Wherever the word "Capacity" shows up in the data, report the line it sits in.

- - -

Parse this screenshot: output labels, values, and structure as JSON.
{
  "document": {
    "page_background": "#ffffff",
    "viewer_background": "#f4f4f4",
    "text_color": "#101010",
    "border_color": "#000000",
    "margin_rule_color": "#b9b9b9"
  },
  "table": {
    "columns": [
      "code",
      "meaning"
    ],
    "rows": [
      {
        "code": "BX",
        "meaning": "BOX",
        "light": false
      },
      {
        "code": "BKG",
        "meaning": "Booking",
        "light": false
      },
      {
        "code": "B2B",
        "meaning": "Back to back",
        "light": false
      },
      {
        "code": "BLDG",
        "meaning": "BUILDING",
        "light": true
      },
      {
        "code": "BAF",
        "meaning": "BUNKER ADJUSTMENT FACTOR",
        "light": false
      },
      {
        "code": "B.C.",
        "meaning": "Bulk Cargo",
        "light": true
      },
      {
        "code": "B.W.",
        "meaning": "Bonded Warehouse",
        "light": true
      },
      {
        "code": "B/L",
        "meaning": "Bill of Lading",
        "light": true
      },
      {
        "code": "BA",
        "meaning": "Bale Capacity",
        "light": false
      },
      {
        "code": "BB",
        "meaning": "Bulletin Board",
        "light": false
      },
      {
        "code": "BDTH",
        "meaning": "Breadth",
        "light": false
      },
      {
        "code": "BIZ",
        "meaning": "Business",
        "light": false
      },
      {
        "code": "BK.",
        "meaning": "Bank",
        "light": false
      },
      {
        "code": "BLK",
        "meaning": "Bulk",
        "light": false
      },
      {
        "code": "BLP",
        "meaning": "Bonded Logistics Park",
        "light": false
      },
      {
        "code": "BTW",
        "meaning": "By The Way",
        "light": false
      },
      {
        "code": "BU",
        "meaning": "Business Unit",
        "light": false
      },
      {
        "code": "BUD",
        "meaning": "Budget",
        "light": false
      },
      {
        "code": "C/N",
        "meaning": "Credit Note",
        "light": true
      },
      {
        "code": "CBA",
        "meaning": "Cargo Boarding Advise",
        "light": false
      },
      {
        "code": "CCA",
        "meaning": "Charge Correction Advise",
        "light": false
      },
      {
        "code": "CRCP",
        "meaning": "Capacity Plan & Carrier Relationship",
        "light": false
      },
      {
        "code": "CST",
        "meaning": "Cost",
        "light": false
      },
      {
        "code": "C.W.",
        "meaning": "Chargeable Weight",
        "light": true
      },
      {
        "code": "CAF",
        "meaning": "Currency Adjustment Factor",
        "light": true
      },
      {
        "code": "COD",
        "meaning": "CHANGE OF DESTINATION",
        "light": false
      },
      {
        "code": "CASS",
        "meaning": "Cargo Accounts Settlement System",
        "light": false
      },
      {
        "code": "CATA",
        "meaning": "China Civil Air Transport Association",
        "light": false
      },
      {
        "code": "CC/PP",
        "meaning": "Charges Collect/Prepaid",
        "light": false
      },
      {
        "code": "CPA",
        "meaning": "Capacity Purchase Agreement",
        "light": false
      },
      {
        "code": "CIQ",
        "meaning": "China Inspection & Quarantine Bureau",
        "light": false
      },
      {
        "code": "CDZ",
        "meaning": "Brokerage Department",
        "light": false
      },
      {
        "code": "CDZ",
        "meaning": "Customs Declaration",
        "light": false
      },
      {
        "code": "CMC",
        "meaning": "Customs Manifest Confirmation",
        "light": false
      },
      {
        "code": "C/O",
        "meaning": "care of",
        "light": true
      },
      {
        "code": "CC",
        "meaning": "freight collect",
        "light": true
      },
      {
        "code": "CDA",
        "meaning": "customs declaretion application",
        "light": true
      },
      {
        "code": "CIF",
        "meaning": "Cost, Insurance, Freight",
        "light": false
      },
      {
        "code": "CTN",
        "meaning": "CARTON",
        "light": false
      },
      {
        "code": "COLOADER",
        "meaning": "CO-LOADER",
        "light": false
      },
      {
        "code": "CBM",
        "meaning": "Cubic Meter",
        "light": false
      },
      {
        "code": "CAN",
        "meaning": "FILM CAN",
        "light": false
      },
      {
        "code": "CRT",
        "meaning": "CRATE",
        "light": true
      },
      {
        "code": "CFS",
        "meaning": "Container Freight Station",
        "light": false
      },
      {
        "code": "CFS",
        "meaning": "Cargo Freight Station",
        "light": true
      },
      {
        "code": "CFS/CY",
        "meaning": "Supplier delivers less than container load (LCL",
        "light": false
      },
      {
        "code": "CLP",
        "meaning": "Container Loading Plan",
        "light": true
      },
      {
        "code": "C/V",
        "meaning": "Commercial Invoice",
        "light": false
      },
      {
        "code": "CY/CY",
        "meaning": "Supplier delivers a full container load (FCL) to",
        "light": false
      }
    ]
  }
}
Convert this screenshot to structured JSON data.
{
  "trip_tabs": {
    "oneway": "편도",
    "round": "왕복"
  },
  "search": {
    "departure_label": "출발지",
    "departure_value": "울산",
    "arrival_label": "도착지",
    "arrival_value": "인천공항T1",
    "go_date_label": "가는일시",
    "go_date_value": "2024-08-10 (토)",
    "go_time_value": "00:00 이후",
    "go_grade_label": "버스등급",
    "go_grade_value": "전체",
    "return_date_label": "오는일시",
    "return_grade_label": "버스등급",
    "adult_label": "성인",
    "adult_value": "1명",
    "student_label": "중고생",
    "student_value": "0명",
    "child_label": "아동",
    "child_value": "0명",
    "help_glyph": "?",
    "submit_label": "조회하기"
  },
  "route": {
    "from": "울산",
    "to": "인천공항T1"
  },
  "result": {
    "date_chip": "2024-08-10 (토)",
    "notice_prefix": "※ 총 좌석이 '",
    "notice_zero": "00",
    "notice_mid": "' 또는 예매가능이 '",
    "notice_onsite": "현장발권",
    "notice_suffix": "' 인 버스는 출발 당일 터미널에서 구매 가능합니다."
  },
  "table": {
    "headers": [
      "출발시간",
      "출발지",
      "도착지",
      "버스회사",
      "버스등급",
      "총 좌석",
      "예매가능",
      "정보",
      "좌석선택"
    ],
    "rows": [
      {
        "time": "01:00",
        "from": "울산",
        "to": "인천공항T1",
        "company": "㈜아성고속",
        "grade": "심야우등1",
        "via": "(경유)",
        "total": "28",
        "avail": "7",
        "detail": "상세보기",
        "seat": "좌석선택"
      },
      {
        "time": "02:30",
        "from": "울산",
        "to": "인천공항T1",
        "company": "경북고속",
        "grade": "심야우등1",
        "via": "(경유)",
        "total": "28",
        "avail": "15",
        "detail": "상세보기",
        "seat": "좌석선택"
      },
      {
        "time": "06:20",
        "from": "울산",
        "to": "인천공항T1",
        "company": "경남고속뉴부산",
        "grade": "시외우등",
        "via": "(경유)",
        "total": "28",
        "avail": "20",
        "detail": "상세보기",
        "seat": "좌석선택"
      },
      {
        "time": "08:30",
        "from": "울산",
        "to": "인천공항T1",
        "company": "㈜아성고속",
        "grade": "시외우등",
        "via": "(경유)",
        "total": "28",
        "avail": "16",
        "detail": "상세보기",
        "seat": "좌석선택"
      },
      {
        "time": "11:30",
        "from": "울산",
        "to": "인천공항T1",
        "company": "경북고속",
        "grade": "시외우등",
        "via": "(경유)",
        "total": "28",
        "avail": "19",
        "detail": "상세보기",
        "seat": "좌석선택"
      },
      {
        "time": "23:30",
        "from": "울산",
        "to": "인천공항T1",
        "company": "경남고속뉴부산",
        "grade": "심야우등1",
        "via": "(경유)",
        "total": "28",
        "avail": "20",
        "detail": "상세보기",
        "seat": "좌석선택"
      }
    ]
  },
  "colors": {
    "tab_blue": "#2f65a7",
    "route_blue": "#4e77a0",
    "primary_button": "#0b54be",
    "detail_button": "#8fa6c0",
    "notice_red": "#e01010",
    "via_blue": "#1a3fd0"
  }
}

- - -

§ Worked solution
        "meaning": "Bale Capacity",
        "meaning": "Capacity Plan & Carrier Relationship",
        "meaning": "Capacity Purchase Agreement",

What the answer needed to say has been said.